## Exercise requirements
Pull every line containing "Consultation" from the listing.

## Records provided
-.-.-
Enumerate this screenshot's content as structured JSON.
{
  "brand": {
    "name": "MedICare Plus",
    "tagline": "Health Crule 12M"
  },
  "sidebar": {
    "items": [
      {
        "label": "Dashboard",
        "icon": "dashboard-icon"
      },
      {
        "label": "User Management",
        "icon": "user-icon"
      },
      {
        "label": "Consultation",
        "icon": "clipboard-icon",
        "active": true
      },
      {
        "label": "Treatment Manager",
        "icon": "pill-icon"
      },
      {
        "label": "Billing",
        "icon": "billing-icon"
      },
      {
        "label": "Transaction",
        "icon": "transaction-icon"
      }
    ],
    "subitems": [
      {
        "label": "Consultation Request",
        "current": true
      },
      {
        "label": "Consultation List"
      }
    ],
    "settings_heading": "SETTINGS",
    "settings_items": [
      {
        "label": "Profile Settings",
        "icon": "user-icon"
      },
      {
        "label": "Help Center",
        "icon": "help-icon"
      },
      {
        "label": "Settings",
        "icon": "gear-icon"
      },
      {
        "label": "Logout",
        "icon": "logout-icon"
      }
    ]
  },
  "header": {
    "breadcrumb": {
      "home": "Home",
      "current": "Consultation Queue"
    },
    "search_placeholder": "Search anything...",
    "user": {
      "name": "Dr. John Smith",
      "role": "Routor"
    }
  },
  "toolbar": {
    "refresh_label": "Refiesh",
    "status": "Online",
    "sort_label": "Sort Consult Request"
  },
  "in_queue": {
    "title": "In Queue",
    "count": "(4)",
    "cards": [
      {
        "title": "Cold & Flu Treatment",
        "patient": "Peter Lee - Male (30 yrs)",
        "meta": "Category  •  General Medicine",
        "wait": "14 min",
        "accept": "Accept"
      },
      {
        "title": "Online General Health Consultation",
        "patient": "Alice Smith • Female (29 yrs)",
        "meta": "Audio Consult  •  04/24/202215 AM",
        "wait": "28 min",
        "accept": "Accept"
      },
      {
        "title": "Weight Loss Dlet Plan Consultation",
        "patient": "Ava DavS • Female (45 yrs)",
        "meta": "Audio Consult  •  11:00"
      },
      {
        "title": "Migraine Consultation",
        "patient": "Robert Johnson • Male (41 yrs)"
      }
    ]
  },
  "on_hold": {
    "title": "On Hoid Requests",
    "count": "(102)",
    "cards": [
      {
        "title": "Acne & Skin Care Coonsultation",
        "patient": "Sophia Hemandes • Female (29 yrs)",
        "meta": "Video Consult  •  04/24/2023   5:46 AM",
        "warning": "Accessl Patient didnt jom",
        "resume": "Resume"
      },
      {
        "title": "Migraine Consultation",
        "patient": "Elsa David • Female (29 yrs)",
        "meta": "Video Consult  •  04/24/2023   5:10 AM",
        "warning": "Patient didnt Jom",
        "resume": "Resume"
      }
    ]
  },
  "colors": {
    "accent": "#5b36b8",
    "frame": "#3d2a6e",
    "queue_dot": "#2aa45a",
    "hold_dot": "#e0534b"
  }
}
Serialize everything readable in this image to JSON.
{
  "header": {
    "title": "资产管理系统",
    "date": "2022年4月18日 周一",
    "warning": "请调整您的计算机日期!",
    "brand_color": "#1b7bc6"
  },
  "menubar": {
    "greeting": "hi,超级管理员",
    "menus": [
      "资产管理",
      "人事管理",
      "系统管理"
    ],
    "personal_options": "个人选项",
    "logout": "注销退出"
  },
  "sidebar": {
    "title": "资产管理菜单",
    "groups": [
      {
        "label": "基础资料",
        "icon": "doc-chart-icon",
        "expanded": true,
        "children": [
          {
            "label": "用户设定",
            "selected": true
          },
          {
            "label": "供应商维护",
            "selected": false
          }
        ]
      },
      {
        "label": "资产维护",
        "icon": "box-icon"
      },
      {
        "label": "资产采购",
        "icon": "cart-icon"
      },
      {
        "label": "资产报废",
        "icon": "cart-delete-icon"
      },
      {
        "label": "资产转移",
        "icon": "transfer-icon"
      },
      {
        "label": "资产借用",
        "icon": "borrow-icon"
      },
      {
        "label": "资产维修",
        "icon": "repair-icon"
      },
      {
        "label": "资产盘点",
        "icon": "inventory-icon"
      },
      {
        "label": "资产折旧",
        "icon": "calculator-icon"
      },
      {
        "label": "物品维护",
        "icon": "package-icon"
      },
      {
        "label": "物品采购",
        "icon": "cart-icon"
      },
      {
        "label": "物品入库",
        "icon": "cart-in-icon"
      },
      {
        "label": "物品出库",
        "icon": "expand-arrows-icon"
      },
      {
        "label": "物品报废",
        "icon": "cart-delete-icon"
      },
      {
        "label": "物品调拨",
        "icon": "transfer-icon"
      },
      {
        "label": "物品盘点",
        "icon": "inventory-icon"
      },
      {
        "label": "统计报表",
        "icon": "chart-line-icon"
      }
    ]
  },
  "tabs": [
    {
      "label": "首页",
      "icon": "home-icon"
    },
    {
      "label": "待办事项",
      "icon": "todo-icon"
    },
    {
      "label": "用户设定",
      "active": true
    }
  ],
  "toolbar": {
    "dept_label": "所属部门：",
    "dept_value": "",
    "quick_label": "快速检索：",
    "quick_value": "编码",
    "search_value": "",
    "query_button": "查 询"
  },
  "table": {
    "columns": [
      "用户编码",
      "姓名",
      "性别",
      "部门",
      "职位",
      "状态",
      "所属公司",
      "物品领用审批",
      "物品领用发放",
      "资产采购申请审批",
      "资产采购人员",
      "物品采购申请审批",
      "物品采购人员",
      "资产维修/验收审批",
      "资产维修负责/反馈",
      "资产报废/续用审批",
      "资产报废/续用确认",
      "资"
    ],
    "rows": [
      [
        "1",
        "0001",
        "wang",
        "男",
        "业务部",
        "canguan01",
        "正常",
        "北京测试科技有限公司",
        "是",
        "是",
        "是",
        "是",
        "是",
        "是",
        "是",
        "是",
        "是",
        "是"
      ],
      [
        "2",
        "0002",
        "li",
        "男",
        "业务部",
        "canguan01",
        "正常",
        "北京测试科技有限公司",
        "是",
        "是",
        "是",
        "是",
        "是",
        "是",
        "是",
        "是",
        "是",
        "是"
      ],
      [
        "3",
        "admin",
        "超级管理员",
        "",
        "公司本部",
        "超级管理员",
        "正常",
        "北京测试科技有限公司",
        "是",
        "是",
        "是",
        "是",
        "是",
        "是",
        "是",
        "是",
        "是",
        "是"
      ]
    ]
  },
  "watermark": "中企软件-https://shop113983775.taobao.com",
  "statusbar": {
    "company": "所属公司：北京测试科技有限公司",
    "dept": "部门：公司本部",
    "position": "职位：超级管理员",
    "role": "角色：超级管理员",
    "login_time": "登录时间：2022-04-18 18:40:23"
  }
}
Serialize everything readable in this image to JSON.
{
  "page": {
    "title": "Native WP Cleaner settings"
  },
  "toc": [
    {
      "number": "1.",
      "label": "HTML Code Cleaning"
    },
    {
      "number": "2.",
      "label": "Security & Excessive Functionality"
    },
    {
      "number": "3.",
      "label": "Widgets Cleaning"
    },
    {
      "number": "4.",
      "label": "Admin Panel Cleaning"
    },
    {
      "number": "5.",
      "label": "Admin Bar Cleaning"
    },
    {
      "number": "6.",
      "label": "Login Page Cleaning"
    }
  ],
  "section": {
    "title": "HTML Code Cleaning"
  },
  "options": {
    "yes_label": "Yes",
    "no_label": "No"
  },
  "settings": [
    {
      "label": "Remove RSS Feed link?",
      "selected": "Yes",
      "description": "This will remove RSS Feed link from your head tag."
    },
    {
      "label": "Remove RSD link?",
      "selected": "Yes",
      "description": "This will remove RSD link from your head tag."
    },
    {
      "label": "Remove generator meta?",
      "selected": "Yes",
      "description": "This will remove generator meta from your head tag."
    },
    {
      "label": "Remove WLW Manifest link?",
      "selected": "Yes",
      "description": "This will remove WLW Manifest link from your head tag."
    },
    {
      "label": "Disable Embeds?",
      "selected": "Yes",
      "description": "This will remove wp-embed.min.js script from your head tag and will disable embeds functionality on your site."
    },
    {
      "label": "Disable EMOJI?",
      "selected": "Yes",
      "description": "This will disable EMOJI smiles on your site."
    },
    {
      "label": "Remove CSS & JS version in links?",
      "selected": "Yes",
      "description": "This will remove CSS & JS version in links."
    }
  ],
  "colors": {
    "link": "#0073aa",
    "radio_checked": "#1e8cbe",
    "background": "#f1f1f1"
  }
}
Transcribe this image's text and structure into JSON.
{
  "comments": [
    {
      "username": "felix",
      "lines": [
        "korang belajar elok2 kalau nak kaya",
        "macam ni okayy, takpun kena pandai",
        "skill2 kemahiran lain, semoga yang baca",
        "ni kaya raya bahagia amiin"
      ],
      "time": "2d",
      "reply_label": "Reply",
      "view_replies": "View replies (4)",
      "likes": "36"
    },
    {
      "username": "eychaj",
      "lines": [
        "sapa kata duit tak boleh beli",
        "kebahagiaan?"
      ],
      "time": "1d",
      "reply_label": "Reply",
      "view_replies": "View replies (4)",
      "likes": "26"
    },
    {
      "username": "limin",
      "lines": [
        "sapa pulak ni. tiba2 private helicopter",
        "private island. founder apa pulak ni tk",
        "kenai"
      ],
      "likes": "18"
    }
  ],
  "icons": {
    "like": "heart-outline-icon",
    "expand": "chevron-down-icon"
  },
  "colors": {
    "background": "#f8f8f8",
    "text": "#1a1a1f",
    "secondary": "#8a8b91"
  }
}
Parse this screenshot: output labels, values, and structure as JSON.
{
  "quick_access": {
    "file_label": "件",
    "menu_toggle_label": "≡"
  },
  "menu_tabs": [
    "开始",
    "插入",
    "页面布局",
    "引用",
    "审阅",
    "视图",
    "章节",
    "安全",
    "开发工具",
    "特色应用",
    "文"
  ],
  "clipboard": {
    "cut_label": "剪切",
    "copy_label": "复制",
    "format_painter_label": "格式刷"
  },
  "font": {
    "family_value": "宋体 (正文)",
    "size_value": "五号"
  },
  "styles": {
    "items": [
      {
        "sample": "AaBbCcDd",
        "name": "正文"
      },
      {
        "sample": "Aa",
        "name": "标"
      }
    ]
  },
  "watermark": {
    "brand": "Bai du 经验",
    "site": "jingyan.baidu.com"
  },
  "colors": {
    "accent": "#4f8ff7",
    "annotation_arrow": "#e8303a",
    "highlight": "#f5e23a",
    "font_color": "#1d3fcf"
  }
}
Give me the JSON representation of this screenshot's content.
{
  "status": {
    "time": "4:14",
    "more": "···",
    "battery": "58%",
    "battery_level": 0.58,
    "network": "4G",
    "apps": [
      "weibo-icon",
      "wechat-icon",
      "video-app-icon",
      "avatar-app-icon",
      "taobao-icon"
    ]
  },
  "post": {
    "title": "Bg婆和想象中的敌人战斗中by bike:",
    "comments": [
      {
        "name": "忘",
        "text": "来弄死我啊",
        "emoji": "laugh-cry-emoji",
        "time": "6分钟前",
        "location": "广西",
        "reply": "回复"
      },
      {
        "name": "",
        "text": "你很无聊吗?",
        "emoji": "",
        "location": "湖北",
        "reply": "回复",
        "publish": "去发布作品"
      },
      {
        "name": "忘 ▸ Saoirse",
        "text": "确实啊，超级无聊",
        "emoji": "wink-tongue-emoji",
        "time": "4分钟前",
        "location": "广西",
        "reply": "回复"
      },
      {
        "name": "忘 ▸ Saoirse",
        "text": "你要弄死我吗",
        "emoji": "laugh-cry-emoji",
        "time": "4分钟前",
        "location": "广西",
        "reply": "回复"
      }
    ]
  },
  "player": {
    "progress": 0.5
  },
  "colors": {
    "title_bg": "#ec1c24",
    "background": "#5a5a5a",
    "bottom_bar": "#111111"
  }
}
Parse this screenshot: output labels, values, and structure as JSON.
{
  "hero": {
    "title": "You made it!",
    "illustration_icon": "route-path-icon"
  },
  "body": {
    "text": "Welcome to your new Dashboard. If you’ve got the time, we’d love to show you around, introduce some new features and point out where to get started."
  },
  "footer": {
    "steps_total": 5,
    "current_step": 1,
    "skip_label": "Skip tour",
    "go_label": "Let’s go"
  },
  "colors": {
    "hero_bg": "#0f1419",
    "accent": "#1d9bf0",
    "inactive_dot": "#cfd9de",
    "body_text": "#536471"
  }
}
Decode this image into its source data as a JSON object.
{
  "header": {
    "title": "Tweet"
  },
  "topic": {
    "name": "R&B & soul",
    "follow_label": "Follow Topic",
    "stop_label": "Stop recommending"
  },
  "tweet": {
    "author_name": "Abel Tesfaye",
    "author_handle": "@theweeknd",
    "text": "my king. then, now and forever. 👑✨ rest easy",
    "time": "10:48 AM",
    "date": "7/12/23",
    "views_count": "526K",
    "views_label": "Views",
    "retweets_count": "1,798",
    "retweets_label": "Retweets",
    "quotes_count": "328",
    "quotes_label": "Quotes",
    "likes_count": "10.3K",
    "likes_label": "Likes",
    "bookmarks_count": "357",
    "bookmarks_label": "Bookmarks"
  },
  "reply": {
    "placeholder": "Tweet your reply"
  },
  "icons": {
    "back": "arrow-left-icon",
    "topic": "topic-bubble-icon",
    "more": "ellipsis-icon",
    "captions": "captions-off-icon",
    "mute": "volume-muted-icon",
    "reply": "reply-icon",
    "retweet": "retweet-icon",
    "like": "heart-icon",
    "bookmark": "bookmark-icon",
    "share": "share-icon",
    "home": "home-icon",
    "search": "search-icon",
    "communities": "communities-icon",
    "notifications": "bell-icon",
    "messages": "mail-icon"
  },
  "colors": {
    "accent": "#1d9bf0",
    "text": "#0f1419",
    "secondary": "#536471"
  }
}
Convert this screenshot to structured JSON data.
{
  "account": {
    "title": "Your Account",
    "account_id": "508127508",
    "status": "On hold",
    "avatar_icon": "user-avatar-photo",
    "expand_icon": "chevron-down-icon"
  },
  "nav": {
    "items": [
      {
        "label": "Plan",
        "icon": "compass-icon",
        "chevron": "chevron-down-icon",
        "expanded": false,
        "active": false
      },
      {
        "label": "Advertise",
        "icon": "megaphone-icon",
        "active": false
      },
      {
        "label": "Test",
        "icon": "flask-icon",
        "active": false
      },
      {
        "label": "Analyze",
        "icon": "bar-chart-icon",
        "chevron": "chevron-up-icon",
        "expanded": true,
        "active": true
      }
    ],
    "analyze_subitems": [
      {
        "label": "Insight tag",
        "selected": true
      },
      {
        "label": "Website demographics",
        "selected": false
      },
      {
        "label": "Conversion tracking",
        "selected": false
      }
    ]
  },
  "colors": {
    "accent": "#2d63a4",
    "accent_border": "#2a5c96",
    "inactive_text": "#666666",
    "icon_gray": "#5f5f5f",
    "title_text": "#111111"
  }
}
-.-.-
## Written reply
        "label": "Consultation",
        "label": "Consultation Request",
        "label": "Consultation List"
      "current": "Consultation Queue"
        "title": "Online General Health Consultation",
        "title": "Weight Loss Dlet Plan Consultation",
        "title": "Migraine Consultation",
        "title": "Migraine Consultation",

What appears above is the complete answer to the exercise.